<<<<

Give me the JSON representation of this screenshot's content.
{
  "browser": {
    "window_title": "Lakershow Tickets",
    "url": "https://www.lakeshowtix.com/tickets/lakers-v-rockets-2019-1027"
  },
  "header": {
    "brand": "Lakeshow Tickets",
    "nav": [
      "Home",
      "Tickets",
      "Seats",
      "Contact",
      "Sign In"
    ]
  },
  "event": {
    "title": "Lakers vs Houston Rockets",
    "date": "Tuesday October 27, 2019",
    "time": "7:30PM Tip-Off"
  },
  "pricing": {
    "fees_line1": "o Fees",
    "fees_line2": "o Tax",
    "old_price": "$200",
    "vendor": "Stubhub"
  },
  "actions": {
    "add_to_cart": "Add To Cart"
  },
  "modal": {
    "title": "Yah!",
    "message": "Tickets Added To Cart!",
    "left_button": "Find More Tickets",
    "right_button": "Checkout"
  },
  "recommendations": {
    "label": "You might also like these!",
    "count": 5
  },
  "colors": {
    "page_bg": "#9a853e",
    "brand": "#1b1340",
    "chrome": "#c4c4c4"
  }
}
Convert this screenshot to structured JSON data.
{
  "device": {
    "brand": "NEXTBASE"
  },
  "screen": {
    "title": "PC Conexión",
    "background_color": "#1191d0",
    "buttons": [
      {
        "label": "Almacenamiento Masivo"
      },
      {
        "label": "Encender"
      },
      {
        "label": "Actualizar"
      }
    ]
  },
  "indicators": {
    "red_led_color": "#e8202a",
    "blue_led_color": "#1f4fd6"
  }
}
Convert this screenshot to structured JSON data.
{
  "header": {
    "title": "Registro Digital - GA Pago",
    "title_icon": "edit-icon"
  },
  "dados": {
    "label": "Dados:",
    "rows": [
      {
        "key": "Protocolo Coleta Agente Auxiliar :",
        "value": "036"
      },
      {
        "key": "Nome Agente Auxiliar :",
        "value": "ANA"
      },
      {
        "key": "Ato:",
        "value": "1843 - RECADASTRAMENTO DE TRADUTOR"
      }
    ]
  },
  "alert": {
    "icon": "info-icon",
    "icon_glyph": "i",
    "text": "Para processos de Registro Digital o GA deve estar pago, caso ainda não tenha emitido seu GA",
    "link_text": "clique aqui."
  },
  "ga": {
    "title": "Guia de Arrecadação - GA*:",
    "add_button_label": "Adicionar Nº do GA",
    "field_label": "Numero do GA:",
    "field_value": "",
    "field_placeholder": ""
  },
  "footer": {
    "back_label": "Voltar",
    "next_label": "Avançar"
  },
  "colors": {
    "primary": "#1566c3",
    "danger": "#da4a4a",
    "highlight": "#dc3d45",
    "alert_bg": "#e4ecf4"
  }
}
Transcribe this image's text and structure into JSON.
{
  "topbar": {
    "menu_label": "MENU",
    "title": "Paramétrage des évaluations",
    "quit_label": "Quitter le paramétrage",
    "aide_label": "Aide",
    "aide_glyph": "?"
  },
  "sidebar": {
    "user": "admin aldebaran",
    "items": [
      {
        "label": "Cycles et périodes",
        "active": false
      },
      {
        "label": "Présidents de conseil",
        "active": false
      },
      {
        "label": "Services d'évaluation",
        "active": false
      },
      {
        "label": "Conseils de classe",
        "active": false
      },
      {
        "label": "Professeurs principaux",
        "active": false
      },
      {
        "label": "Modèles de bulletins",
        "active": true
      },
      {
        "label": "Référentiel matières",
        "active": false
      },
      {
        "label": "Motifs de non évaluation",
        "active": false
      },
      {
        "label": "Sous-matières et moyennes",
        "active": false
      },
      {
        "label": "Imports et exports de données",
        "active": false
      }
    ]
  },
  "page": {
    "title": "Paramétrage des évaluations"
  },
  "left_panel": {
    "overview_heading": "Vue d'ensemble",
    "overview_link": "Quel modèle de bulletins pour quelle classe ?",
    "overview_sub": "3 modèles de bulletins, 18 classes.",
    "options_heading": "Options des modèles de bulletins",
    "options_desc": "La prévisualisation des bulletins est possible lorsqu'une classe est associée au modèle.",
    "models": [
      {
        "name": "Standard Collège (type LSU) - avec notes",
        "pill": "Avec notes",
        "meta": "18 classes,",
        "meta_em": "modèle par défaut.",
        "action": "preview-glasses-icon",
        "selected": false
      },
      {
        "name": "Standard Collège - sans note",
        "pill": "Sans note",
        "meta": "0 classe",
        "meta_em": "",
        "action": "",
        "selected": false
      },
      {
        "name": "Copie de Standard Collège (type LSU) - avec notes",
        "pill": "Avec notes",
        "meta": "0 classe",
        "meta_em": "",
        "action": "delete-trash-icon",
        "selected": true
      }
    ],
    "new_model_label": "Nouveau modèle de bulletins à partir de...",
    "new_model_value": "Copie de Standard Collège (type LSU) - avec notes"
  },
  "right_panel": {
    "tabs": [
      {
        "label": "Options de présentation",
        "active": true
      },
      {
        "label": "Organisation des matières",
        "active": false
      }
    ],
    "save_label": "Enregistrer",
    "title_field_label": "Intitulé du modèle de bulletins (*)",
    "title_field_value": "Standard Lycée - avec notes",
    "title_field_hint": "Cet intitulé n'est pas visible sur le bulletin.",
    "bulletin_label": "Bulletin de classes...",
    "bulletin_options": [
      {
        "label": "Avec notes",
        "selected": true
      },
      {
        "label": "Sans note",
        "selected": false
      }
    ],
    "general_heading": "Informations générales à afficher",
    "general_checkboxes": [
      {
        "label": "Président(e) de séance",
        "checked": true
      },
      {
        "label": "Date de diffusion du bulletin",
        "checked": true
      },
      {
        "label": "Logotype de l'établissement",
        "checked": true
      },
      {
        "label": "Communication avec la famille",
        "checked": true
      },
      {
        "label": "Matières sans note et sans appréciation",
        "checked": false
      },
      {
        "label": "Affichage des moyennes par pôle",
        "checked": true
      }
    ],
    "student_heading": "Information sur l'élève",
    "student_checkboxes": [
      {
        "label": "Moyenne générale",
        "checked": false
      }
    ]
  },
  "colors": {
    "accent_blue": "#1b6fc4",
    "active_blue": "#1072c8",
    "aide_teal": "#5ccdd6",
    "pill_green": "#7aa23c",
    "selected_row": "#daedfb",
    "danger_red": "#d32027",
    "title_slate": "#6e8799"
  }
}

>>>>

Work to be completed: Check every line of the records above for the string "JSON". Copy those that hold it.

Task result:
Give me the JSON representation of this screenshot's content.
Convert this screenshot to structured JSON data.
Convert this screenshot to structured JSON data.
Transcribe this image's text and structure into JSON.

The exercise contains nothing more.